America’s imprisoned population grew at a faster rate during the 1990s than during any decade in recorded history, according to new data released by the Justice Policy Institute. The US entered the 1990s with 1,145,300 inmates in its jails and prisons, and on December 31, 1999, there will be an estimated 1,983,084 adults behind bars. The Institute estimates that America’s incarcerated population will top 2 million on approximately February 15, 2000.
The prison growth during the 1990s dwarfed the growth of any previous decade; it exceeded the prison growth of the 1980s by 61 percent, and is nearly 30 times the average prison population growth of any decade prior to the 1970s.
"It can truly be said that the 1990s have been our most punishing decade," stated Vincent Schiraldi, Director of the Justice Policy Institute. "As we enter the new millennium, the ascendance of prisons as our decade’s major public works project and social program is a sad legacy."
The Institute estimated that $39 billion will be spent to operate US prisons and jails by year end 1999, a figure which will grow to $41 billion by yearend 2000. The Institute also reported that, in 1995, states around the country spent more building prisons than building universities for the first time and that two thirds of those incarcerated in prison and jail (approximately 1.2 million inmates) are imprisoned for non-violent offenses.

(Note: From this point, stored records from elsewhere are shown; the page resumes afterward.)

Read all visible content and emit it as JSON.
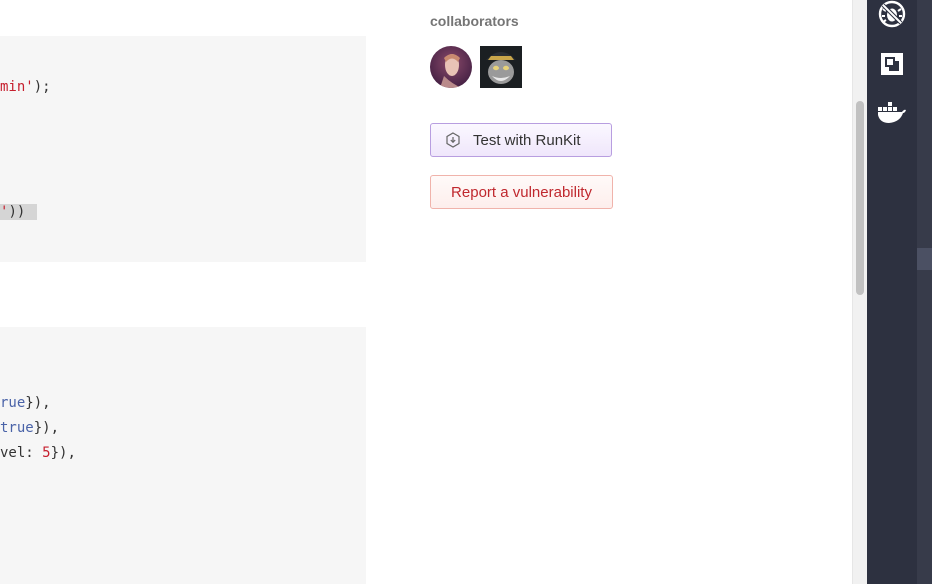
{
  "code_top": {
    "line1": {
      "str": "min'",
      "rest": ");"
    },
    "line2": {
      "str": "'",
      "rest": "))"
    }
  },
  "code_bottom": {
    "line1": {
      "kw": "rue",
      "rest": "}),"
    },
    "line2": {
      "kw": "true",
      "rest": "}),"
    },
    "line3": {
      "pre": "vel: ",
      "num": "5",
      "rest": "}),"
    }
  },
  "sidebar": {
    "collaborators_title": "collaborators",
    "runkit_label": "Test with RunKit",
    "vulnerability_label": "Report a vulnerability"
  },
  "extensions": {
    "icons": [
      "bug-off-icon",
      "frame-icon",
      "docker-icon"
    ]
  },
  "colors": {
    "runkit_border": "#b89ee0",
    "vuln_text": "#c0282e",
    "ext_bar": "#2d3140"
  }
}
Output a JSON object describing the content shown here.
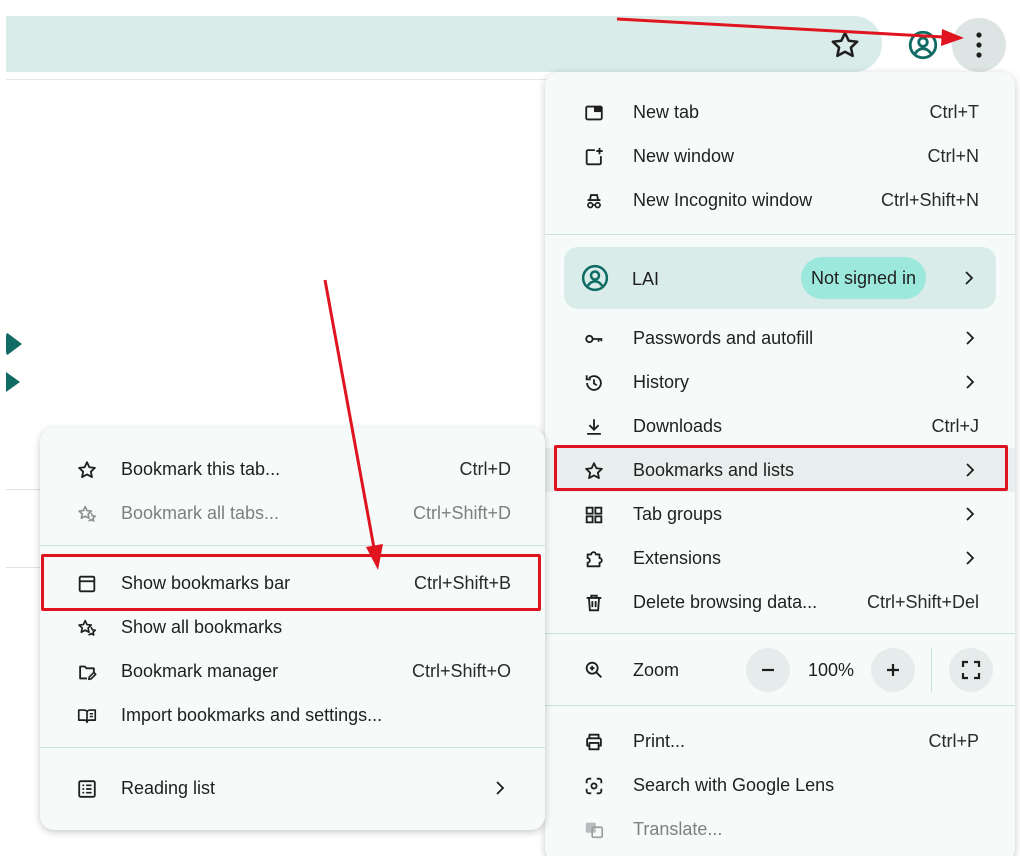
{
  "colors": {
    "accent": "#0f6b63",
    "omnibox": "#d9ece9",
    "menu_bg": "#f6fbfa",
    "badge": "#9de8dc",
    "annotation": "#e0141e"
  },
  "toolbar": {
    "star_icon": "star-icon",
    "profile_icon": "profile-icon",
    "menu_icon": "more-vert-icon"
  },
  "main_menu": {
    "items_top": [
      {
        "label": "New tab",
        "shortcut": "Ctrl+T",
        "icon": "new-tab-icon"
      },
      {
        "label": "New window",
        "shortcut": "Ctrl+N",
        "icon": "new-window-icon"
      },
      {
        "label": "New Incognito window",
        "shortcut": "Ctrl+Shift+N",
        "icon": "incognito-icon"
      }
    ],
    "profile": {
      "name": "LAI",
      "status": "Not signed in",
      "icon": "profile-icon"
    },
    "items_mid": [
      {
        "label": "Passwords and autofill",
        "shortcut": "",
        "icon": "key-icon",
        "submenu": true
      },
      {
        "label": "History",
        "shortcut": "",
        "icon": "history-icon",
        "submenu": true
      },
      {
        "label": "Downloads",
        "shortcut": "Ctrl+J",
        "icon": "download-icon"
      },
      {
        "label": "Bookmarks and lists",
        "shortcut": "",
        "icon": "star-icon",
        "submenu": true
      },
      {
        "label": "Tab groups",
        "shortcut": "",
        "icon": "tab-groups-icon",
        "submenu": true
      },
      {
        "label": "Extensions",
        "shortcut": "",
        "icon": "extension-icon",
        "submenu": true
      },
      {
        "label": "Delete browsing data...",
        "shortcut": "Ctrl+Shift+Del",
        "icon": "trash-icon"
      }
    ],
    "zoom": {
      "label": "Zoom",
      "value": "100%",
      "minus": "−",
      "plus": "+"
    },
    "items_bottom": [
      {
        "label": "Print...",
        "shortcut": "Ctrl+P",
        "icon": "print-icon"
      },
      {
        "label": "Search with Google Lens",
        "shortcut": "",
        "icon": "lens-icon"
      },
      {
        "label": "Translate...",
        "shortcut": "",
        "icon": "translate-icon",
        "disabled": true
      }
    ]
  },
  "bookmarks_submenu": {
    "items": [
      {
        "label": "Bookmark this tab...",
        "shortcut": "Ctrl+D",
        "icon": "star-icon"
      },
      {
        "label": "Bookmark all tabs...",
        "shortcut": "Ctrl+Shift+D",
        "icon": "stars-icon",
        "disabled": true
      },
      {
        "label": "Show bookmarks bar",
        "shortcut": "Ctrl+Shift+B",
        "icon": "bookmarks-bar-icon"
      },
      {
        "label": "Show all bookmarks",
        "shortcut": "",
        "icon": "stars-icon"
      },
      {
        "label": "Bookmark manager",
        "shortcut": "Ctrl+Shift+O",
        "icon": "folder-edit-icon"
      },
      {
        "label": "Import bookmarks and settings...",
        "shortcut": "",
        "icon": "book-icon"
      },
      {
        "label": "Reading list",
        "shortcut": "",
        "icon": "reading-list-icon",
        "submenu": true
      }
    ]
  }
}
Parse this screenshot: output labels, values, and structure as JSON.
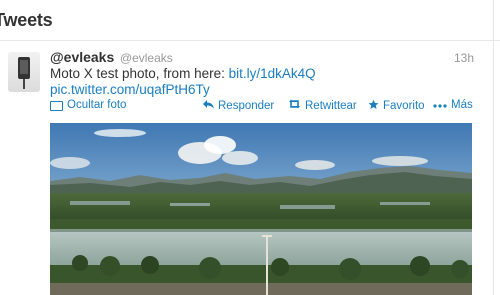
{
  "header": {
    "title": "Tweets"
  },
  "tweet": {
    "display_name": "@evleaks",
    "handle": "@evleaks",
    "time": "13h",
    "text_prefix": "Moto X test photo, from here: ",
    "link_1": "bit.ly/1dkAk4Q",
    "link_2": "pic.twitter.com/uqafPtH6Ty"
  },
  "actions": {
    "hide_photo": "Ocultar foto",
    "reply": "Responder",
    "retweet": "Retwittear",
    "favorite": "Favorito",
    "more": "Más"
  },
  "icons": {
    "avatar": "phone-avatar",
    "hide_photo": "photo-icon",
    "reply": "reply-arrow-icon",
    "retweet": "retweet-icon",
    "favorite": "star-icon",
    "more": "ellipsis-icon"
  },
  "colors": {
    "link": "#1a7fc1",
    "muted": "#999999",
    "text": "#333333"
  }
}
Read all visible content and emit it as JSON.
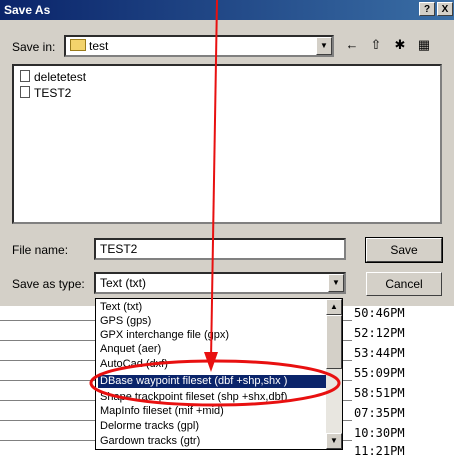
{
  "window": {
    "title": "Save As",
    "help_button": "?",
    "close_button": "X"
  },
  "save_in": {
    "label": "Save in:",
    "value": "test"
  },
  "files": [
    {
      "name": "deletetest"
    },
    {
      "name": "TEST2"
    }
  ],
  "file_name": {
    "label": "File name:",
    "value": "TEST2"
  },
  "save_as_type": {
    "label": "Save as type:",
    "value": "Text (txt)"
  },
  "buttons": {
    "save": "Save",
    "cancel": "Cancel"
  },
  "dropdown": {
    "options": [
      "Text (txt)",
      "GPS (gps)",
      "GPX interchange file (gpx)",
      "Anquet (aer)",
      "AutoCad (dxf)",
      "DBase waypoint fileset (dbf +shp,shx )",
      "Shape trackpoint fileset (shp +shx,dbf)",
      "MapInfo fileset (mif +mid)",
      "Delorme tracks (gpl)",
      "Gardown tracks (gtr)"
    ],
    "selected_index": 5
  },
  "background_times": [
    "50:46PM",
    "52:12PM",
    "53:44PM",
    "55:09PM",
    "58:51PM",
    "07:35PM",
    "10:30PM",
    "11:21PM"
  ],
  "annotation": {
    "color": "#e81010"
  }
}
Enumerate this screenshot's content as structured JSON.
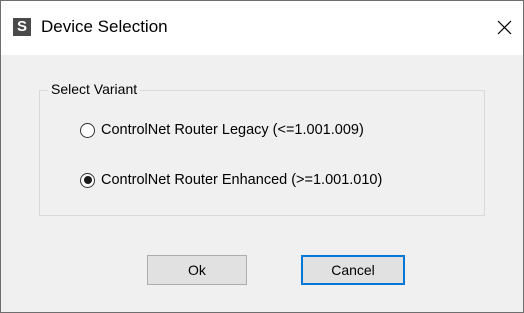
{
  "window": {
    "title": "Device Selection",
    "app_icon": "S",
    "close_icon": "close-icon"
  },
  "group": {
    "legend": "Select Variant",
    "options": [
      {
        "label": "ControlNet Router Legacy (<=1.001.009)",
        "selected": false
      },
      {
        "label": "ControlNet Router Enhanced (>=1.001.010)",
        "selected": true
      }
    ]
  },
  "buttons": {
    "ok_label": "Ok",
    "cancel_label": "Cancel"
  },
  "colors": {
    "focus_border": "#0078d7",
    "dialog_bg": "#f0f0f0"
  }
}
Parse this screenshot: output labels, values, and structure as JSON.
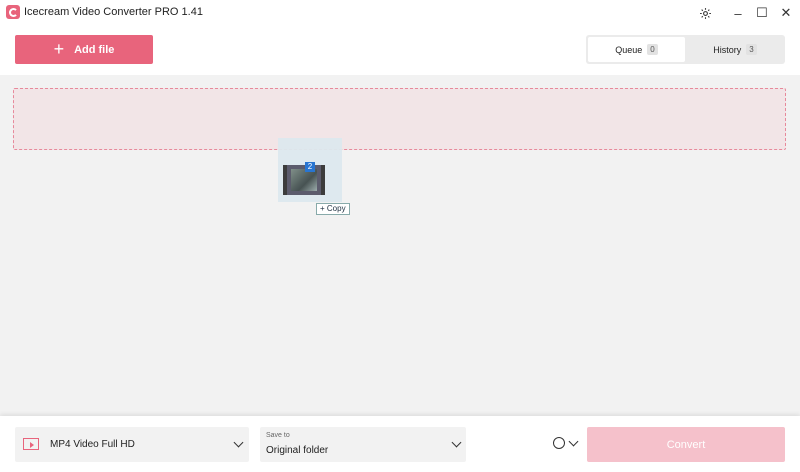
{
  "window": {
    "title": "Icecream Video Converter PRO 1.41"
  },
  "toolbar": {
    "add_file_label": "Add file",
    "tabs": [
      {
        "label": "Queue",
        "count": "0",
        "active": true
      },
      {
        "label": "History",
        "count": "3",
        "active": false
      }
    ]
  },
  "drag": {
    "item_count": "2",
    "copy_label": "+ Copy"
  },
  "bottom": {
    "format_value": "MP4 Video Full HD",
    "save_to_label": "Save to",
    "save_to_value": "Original folder",
    "convert_label": "Convert"
  },
  "colors": {
    "accent": "#e8647c",
    "accent_disabled": "#f5c1cb",
    "dropzone": "#f2e5e7"
  }
}
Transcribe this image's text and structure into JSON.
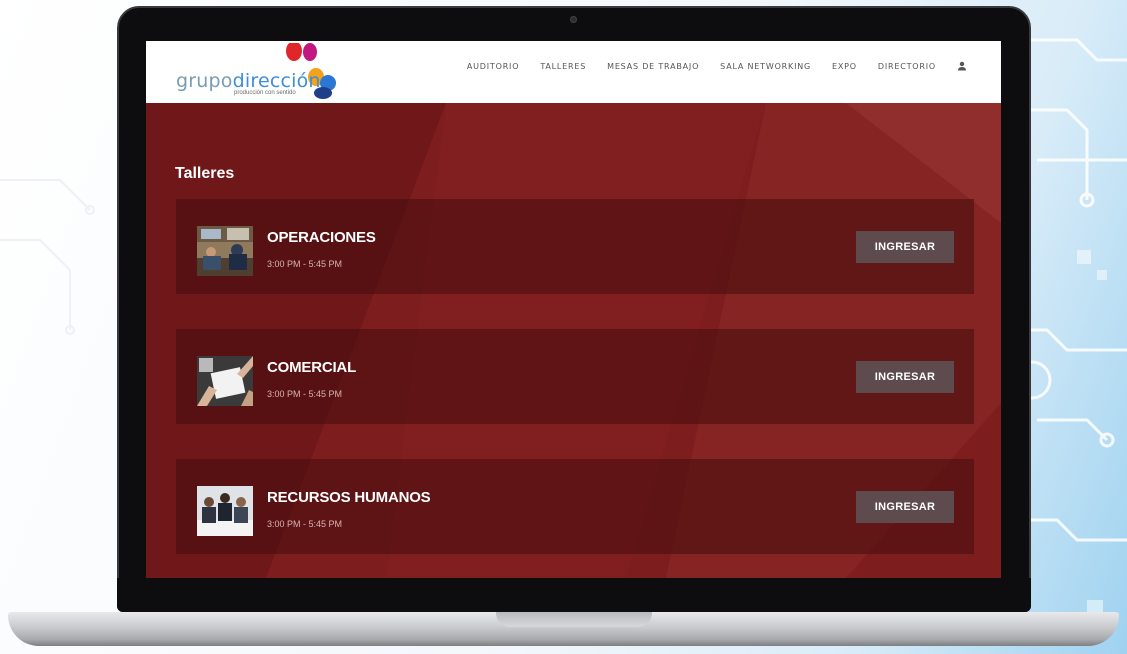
{
  "nav": {
    "logo": {
      "brand_part1": "grupo",
      "brand_part2": "dirección",
      "tagline": "producción con sentido"
    },
    "items": [
      {
        "label": "AUDITORIO"
      },
      {
        "label": "TALLERES"
      },
      {
        "label": "MESAS DE TRABAJO"
      },
      {
        "label": "SALA NETWORKING"
      },
      {
        "label": "EXPO"
      },
      {
        "label": "DIRECTORIO"
      }
    ],
    "user_icon": "user-icon"
  },
  "page": {
    "title": "Talleres"
  },
  "workshops": [
    {
      "title": "OPERACIONES",
      "time": "3:00 PM - 5:45 PM",
      "button": "INGRESAR",
      "thumb_icon": "meeting-photo"
    },
    {
      "title": "COMERCIAL",
      "time": "3:00 PM - 5:45 PM",
      "button": "INGRESAR",
      "thumb_icon": "documents-photo"
    },
    {
      "title": "RECURSOS HUMANOS",
      "time": "3:00 PM - 5:45 PM",
      "button": "INGRESAR",
      "thumb_icon": "team-photo"
    }
  ],
  "colors": {
    "background": "#7a1c1c",
    "card": "#5a1616",
    "button": "#5e4b4d",
    "logo_accent": "#3f8ed8"
  }
}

"Our incarceration binge is America’s real Y2K problem," stated Jason Ziedenberg, Policy Analyst at the Institute. "As we approach two million prisoners in 2000, we have to find alternatives to incarceration to solve America’s pressing social problems."
The Washington, DC-based Justice Policy Institute is a policy development and research body which promotes effective and sensible approaches to America’s justice system. JPI is a project of the non-profit Center on Juvenile and Criminal Justice. A footnoted version of this report and accompanying graphs can be viewed on our website at www.cjcj.org/punishingdecade. For more information, contact Vincent Schiraldi or Jason Ziedenberg at (202)678-9282.